▶ _YOUR INSTRUCTIONS_: Without including any picture, write out the entries exactly as they stand.

Website and app data records

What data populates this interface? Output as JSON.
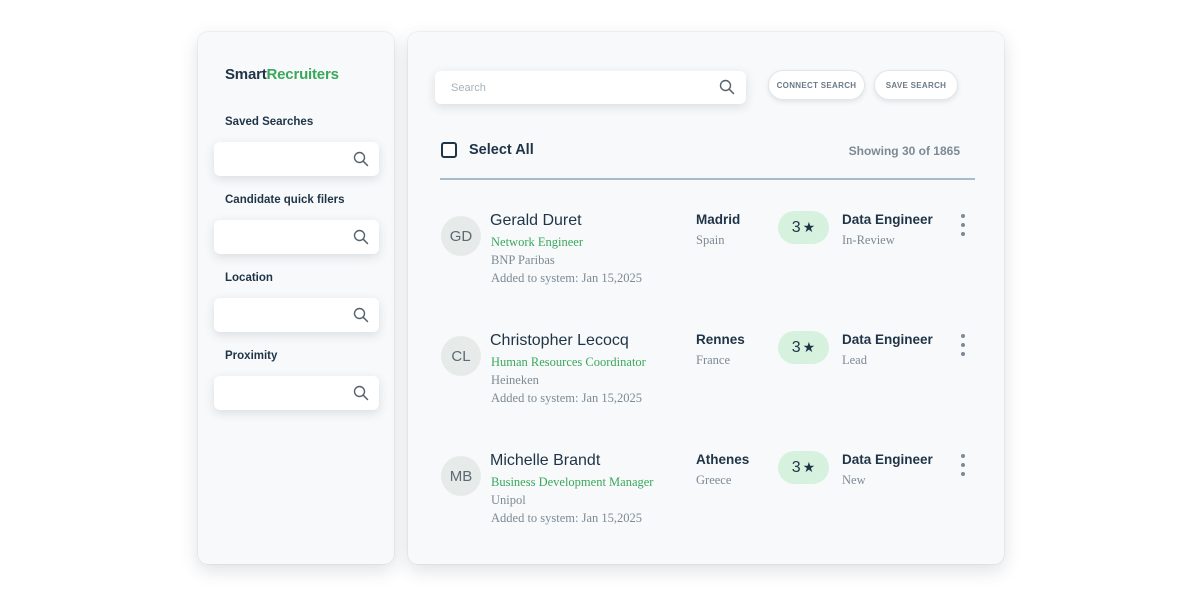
{
  "app": {
    "logo_part1": "Smart",
    "logo_part2": "Recruiters"
  },
  "sidebar": {
    "filters": [
      {
        "label": "Saved Searches"
      },
      {
        "label": "Candidate quick filers"
      },
      {
        "label": "Location"
      },
      {
        "label": "Proximity"
      }
    ]
  },
  "toolbar": {
    "search_placeholder": "Search",
    "connect_search": "CONNECT SEARCH",
    "save_search": "SAVE SEARCH"
  },
  "list": {
    "select_all": "Select All",
    "showing": "Showing 30 of 1865"
  },
  "candidates": [
    {
      "initials": "GD",
      "name": "Gerald Duret",
      "role": "Network Engineer",
      "company": "BNP Paribas",
      "added": "Added to system: Jan 15,2025",
      "city": "Madrid",
      "country": "Spain",
      "rating": "3",
      "job": "Data Engineer",
      "stage": "In-Review"
    },
    {
      "initials": "CL",
      "name": "Christopher Lecocq",
      "role": "Human Resources Coordinator",
      "company": "Heineken",
      "added": "Added to system: Jan 15,2025",
      "city": "Rennes",
      "country": "France",
      "rating": "3",
      "job": "Data Engineer",
      "stage": "Lead"
    },
    {
      "initials": "MB",
      "name": "Michelle Brandt",
      "role": "Business Development Manager",
      "company": "Unipol",
      "added": "Added to system: Jan 15,2025",
      "city": "Athenes",
      "country": "Greece",
      "rating": "3",
      "job": "Data Engineer",
      "stage": "New"
    }
  ],
  "icons": {
    "search": "search-icon",
    "more": "more-vertical-icon",
    "star": "star-icon"
  },
  "colors": {
    "brand_green": "#3aa85c",
    "navy": "#1f3447",
    "rating_bg": "#d6f2df"
  }
}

▶ _SOLUTION TO THIS TASK_:
What data populates this interface? Output as JSON.
{
  "app": {
    "logo_part1": "Smart",
    "logo_part2": "Recruiters"
  },
  "sidebar": {
    "filters": [
      {
        "label": "Saved Searches"
      },
      {
        "label": "Candidate quick filers"
      },
      {
        "label": "Location"
      },
      {
        "label": "Proximity"
      }
    ]
  },
  "toolbar": {
    "search_placeholder": "Search",
    "connect_search": "CONNECT SEARCH",
    "save_search": "SAVE SEARCH"
  },
  "list": {
    "select_all": "Select All",
    "showing": "Showing 30 of 1865"
  },
  "candidates": [
    {
      "initials": "GD",
      "name": "Gerald Duret",
      "role": "Network Engineer",
      "company": "BNP Paribas",
      "added": "Added to system: Jan 15,2025",
      "city": "Madrid",
      "country": "Spain",
      "rating": "3",
      "job": "Data Engineer",
      "stage": "In-Review"
    },
    {
      "initials": "CL",
      "name": "Christopher Lecocq",
      "role": "Human Resources Coordinator",
      "company": "Heineken",
      "added": "Added to system: Jan 15,2025",
      "city": "Rennes",
      "country": "France",
      "rating": "3",
      "job": "Data Engineer",
      "stage": "Lead"
    },
    {
      "initials": "MB",
      "name": "Michelle Brandt",
      "role": "Business Development Manager",
      "company": "Unipol",
      "added": "Added to system: Jan 15,2025",
      "city": "Athenes",
      "country": "Greece",
      "rating": "3",
      "job": "Data Engineer",
      "stage": "New"
    }
  ],
  "icons": {
    "search": "search-icon",
    "more": "more-vertical-icon",
    "star": "star-icon"
  },
  "colors": {
    "brand_green": "#3aa85c",
    "navy": "#1f3447",
    "rating_bg": "#d6f2df"
  }
}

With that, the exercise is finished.